The Department of Human Services has made it abundantly clear to systems integrators bidding for work on its billion-dollar WPIT program that it will not tolerate underperformance, and is willing to deny work to anyone not pulling their weight.
It opened bids yesterday for the biggest component of its welfare payments infrastructure transformation - a job it acknowledges “will not be easy due to the scale, scope, complexity and timeframe of the WPIT program”.
The IT it is trying to replace processes up to 1000 transactions per second in a normal day, and supports 15,000 concurrent users with 3200 different system interfaces. Since it was built in 1984 the database has collected 32.5 million customer records with an average of 32,000 fields each, 30 million lines of code, and 160 TB of data.
Years of policy changes and “grandfathering” clauses which mean reforms aren’t applied retrospectively has resulted in eligibility for some payments being calculated based on upwards of 100 business rules.

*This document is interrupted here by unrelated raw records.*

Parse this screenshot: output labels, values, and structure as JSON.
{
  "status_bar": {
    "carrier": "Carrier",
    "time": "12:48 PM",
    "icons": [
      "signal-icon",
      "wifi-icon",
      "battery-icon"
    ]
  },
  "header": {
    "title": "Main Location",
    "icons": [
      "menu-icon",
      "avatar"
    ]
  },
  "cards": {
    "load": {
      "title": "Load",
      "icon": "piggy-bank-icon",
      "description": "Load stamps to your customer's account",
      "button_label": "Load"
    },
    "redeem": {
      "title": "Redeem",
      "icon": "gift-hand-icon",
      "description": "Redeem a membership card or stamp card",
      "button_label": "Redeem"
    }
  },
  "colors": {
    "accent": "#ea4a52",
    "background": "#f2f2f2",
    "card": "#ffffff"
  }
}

Desperate to dodge what could easily become a catastrophic project failure, the DHS has put forward a tough-as-nails contracting schedule that demands vendors have skin in the game before they can win a slice of the most lucrative IT program in town.
Instead of handing the systems integration for the SAP-based solution to a single provider, the department plans to stand up a panel of a maximum six contractors who will compete to win each stage of the five-tranche project.
DHS said winning one stage would be no guarantee of further work down the line, and warned that some of the six panellists might not receive a single dollar from the deal.
The structure means underperforming integrators will be unlikely to make the shortlist for future work orders.
The DHS has also raised the spectre of shared incentives to ensure it gets the best possible resources from its vendors.
It is yet to make a final decision on specifics, but flagged an increase in base fees as a reward for excellent performance scores, balanced by reduced base fees for low performance.
“...under each work order it is likely that fees will only be paid if specified milestones are met," the department warned.
“There may also be liquidated damages payable for late delivery, and other remedies available to the department for poor performance."
Bidders will also have to stump up their own money and resources to to get a foot in the door.
“The contractual arrangements are likely to require SI panel members to accept significant financial risk,” it warned. The department is only inviting bids from from organisations that have the depth to commit “significant financial and human resources” over the full five to seven years the project is estimated to take.
It cautioned that contractors will only be paid once milestones are successfully passed - meaning systems integrators could have to fund a significant commitment of resources for some time before they receive their first dollar.
Key executives from the successful panellists will also be expected to commit face time to the department, especially if any disputes arise.
The DHS has also made it clear that panellists will not be paid for any work they put into the “competitive dialogue” phase that will result in integrators being picked for each different tranche of work.
The approach to market forms a critical stage of tranche one of WPIT, which is backed by $60.5 million from the 2014-15 budget. This first stage will be complete when the panel is formed and one member has been picked to kick off work in tranche two.
The remainder of the work will see payments migrated to the new systems bundle-by-bundle:
- Tranche two - student payments
- Tranche three - job seeker payments
- Tranche four - families payments, including disability and carer payments
- Tranche five - seniors, pensioners and any remaining payments.